Travels in France and Italy. These are the letters he wrote to his friends during his sojourn - and boy howdy, if he wasn't an 18th century Scots novelist, he'd have been the original ugly American. To say that his prejudices shine through would miss the chance to say the he revels, nay, glories in his smug provincialism and Brit-centic view of the world. He classifies the inhabitants of Boulongne as nobles, merchants and canaille (blackguards/dogs/skunks depending on your translation of choice.) His opinion of all of them is scathing; as is his opinion of innkeepers anywhere. But I digress. Here is a local custom with which to eliminate excess cash and magic items belonging to the late characters and their henchmen.

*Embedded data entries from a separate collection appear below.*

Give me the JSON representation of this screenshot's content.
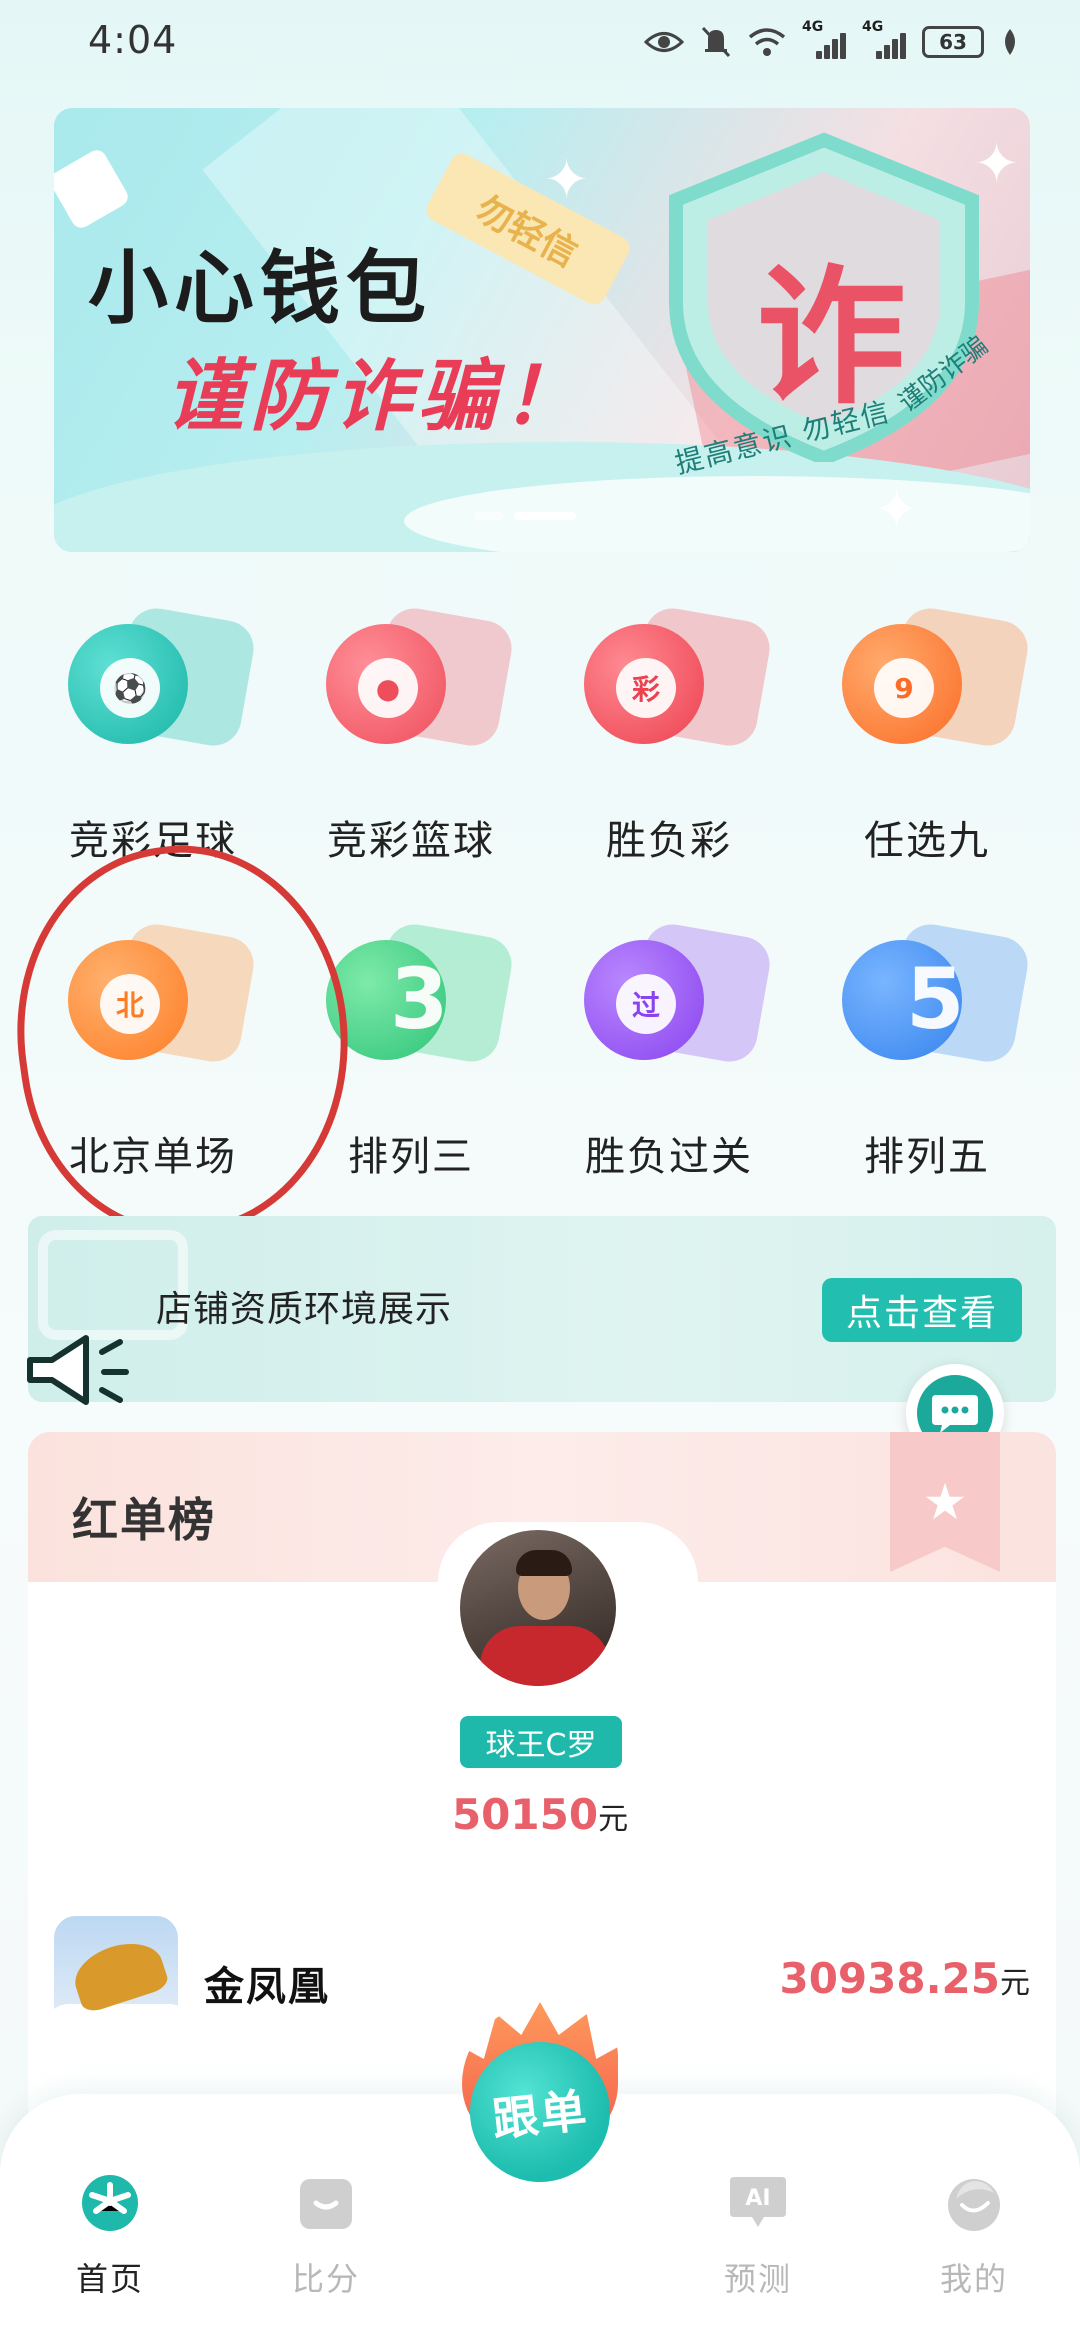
{
  "status_bar": {
    "time": "4:04",
    "battery": "63",
    "net1": "4G",
    "net2": "4G"
  },
  "banner": {
    "title_line1": "小心钱包",
    "title_line2": "谨防诈骗！",
    "tag": "勿轻信",
    "shield_char": "诈",
    "shield_caption": "提高意识  勿轻信",
    "shield_caption2": "谨防诈骗"
  },
  "lottery_items": [
    {
      "label": "竞彩足球",
      "color": "#2ec4b6",
      "glyph": "⚽"
    },
    {
      "label": "竞彩篮球",
      "color": "#f05a66",
      "glyph": "🏀"
    },
    {
      "label": "胜负彩",
      "color": "#f2545f",
      "glyph": "彩"
    },
    {
      "label": "任选九",
      "color": "#ff7a2f",
      "glyph": "9"
    },
    {
      "label": "北京单场",
      "color": "#ff8a30",
      "glyph": "北"
    },
    {
      "label": "排列三",
      "color": "#3ed38a",
      "glyph": "3"
    },
    {
      "label": "胜负过关",
      "color": "#8f4df0",
      "glyph": "过"
    },
    {
      "label": "排列五",
      "color": "#3a8cf0",
      "glyph": "5"
    }
  ],
  "notice": {
    "text": "店铺资质环境展示",
    "button": "点击查看"
  },
  "ranking": {
    "title": "红单榜",
    "top": {
      "name": "球王C罗",
      "amount": "50150",
      "unit": "元"
    },
    "rows": [
      {
        "name": "金凤凰",
        "amount": "30938.25",
        "unit": "元"
      }
    ]
  },
  "bottom_nav": {
    "items": [
      {
        "label": "首页",
        "active": true
      },
      {
        "label": "比分",
        "active": false
      },
      {
        "label": "预测",
        "active": false
      },
      {
        "label": "我的",
        "active": false
      }
    ],
    "center_label": "跟单",
    "ai_badge": "AI"
  },
  "colors": {
    "accent": "#22bfb0",
    "amount": "#e8616a",
    "annotation_circle": "#d53a37"
  }
}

"When a foreigner dies in France, the king seizes all of his effects, even though his heir should reside upon the spot; this tyranny is called the droit d'aubaine founded at first upon the supposition, that all the estate of foreigners residing in France was acquired in that kingdom, and that, therefore, it would be unjust to convey it to another country."
Imagine that, the characters are toasting the memory of poor Smedley, who bravely was the last one to turn to run from the troll, when the local bailiff shows up with the tax collector to pick up the shiny +1 sword Smedley no longer has a use for.
Now apply that same ruling, even in cases of resurrection.... <Cue maniacal laughter.>